Experts suggest highlighting activities during
periods of joblessness
November 22, 2009
Employment gaps on resumes can
present obstacles for job seekers trying to present a consistent
It's an issue that has become
more prevalent as job losses have swelled and the time it
takes to find new work has grown.
"Unfortunately it's a reality
for a lot of people," said Kathy Sweeney, a resume consultant
in Queen Creek who works with job seekers worldwide. "A gap
of . . . six months to a year right now is not that uncommon."
The average number of weeks
the unemployed have been out of work grew in October to 26.9,
up from 19.8 a year ago, according to the Bureau of Labor
Statistics. Additionally, the pool of long-term unemployed

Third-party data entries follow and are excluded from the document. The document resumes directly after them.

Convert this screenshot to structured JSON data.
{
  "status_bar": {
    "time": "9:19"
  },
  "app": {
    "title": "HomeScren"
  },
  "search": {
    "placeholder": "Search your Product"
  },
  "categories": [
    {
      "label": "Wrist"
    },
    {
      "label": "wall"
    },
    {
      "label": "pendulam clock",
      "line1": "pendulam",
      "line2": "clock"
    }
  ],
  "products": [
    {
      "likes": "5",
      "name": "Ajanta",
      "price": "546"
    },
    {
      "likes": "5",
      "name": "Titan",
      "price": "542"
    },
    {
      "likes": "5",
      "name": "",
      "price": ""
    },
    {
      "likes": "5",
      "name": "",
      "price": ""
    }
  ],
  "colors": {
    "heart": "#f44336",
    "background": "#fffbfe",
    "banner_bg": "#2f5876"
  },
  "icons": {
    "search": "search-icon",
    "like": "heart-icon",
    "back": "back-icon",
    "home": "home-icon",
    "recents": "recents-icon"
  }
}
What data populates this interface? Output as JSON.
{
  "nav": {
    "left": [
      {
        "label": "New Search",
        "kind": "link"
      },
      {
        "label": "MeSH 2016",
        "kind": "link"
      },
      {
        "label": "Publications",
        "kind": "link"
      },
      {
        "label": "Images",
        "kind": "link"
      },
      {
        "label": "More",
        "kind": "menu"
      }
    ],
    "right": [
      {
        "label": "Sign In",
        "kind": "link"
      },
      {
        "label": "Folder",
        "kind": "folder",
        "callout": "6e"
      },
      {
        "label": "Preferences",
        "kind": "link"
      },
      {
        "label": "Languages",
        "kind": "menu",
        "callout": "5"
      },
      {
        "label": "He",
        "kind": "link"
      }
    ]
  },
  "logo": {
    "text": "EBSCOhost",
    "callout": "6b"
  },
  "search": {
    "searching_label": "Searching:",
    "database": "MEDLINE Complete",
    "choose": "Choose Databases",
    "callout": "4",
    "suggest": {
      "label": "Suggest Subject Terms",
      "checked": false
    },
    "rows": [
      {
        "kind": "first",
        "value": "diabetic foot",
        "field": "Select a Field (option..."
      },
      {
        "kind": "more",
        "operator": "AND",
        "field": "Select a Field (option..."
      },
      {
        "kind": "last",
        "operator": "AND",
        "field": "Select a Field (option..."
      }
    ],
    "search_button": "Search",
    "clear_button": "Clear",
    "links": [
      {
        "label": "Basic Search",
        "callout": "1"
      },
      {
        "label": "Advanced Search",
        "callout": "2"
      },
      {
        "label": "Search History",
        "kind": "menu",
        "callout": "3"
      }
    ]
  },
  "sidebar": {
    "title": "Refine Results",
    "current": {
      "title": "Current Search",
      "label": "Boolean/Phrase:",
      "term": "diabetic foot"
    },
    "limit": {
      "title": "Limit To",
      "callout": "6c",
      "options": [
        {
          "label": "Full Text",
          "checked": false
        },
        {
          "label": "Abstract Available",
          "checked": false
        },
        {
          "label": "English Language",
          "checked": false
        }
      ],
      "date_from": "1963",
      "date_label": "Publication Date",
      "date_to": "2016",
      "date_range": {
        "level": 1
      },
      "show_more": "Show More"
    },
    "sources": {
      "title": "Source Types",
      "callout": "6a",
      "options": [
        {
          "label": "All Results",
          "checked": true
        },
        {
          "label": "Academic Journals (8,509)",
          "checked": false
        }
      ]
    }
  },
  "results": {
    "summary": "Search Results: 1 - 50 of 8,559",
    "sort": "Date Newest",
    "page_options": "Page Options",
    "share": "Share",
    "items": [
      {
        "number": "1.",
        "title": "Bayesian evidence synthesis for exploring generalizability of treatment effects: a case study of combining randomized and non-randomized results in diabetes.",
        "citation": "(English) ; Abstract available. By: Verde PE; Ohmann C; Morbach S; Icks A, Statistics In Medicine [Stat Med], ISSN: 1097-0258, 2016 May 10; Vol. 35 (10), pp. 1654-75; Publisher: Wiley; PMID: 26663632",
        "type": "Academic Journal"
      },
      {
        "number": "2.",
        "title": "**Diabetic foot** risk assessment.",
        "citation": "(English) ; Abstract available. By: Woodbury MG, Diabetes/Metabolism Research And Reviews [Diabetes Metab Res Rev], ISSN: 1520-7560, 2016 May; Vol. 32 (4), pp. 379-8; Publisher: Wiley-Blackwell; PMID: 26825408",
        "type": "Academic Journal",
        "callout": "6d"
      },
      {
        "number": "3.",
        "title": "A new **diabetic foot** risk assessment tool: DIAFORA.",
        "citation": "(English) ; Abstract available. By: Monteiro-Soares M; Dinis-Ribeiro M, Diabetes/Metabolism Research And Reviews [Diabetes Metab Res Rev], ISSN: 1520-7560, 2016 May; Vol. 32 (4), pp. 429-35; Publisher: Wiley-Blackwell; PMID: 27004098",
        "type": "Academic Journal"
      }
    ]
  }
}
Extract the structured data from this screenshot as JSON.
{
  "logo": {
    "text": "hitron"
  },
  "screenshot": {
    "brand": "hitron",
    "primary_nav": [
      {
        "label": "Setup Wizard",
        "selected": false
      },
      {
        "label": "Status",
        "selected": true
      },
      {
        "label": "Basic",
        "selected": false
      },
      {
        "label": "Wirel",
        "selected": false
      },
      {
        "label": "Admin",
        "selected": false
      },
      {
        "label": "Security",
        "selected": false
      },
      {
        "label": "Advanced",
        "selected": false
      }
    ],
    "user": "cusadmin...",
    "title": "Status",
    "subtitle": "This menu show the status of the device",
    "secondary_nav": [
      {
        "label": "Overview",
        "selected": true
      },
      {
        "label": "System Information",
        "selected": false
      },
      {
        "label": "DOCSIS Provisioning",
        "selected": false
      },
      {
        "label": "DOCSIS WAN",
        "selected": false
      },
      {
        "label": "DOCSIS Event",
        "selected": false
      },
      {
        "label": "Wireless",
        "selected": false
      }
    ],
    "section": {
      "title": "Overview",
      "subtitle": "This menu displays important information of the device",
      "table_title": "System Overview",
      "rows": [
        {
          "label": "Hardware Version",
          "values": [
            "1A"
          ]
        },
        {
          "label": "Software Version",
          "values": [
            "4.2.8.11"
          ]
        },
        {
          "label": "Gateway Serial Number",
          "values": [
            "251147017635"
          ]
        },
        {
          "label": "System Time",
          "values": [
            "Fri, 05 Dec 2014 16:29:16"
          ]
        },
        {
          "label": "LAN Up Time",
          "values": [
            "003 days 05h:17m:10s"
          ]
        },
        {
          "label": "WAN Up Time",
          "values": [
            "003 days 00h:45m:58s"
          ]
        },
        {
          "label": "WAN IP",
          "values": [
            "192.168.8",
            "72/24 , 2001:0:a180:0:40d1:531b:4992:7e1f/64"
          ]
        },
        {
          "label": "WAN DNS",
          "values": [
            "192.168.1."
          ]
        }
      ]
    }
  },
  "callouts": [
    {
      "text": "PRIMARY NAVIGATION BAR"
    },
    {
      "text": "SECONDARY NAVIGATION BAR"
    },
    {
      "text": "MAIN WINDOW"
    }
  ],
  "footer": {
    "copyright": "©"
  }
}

workers - those who are jobless for 27 or more weeks - reached
5.6 million in October, up from 2.3 million a year earlier.
Many job seekers have taken
positions unrelated to their career field to pay bills. Others
have decided to go back to school or obtain special certifications.
Some job candidates question
whether they should include positions on their resume that
are considered less prestigious than the jobs they would normally
perform. Others worry if unpaid activities, such as volunteering
or schooling, are relevant.
There are ways to make such
experience pertinent, Sweeney said.
The No. 1 goal is to be
honest and not lie to cover up gaps, said Deborah House, managing
director of the Scottsdale office of Technisource, an information-technology
Volunteer activities, certification
programs, consulting and other activities in which you have
participated "shows you have a continuing progression of investing
in your skills," House said.
For positions outside your
primary career field, the key is relating the functions you
performed to the requirements of the new job you are seeking.
"(You) need to show a consistent
track record of success in every position you've ever been
in," Sweeney said. "Just because someone is working in a position
that is lower than what they're used to does not mean they
Dividing your work history
into "related experience" and "additional experience" that
shows consistent employment is another way to address gaps,
And don't ignore volunteering.
"Experience is experience
whether it's paid or volunteer," Sweeney said.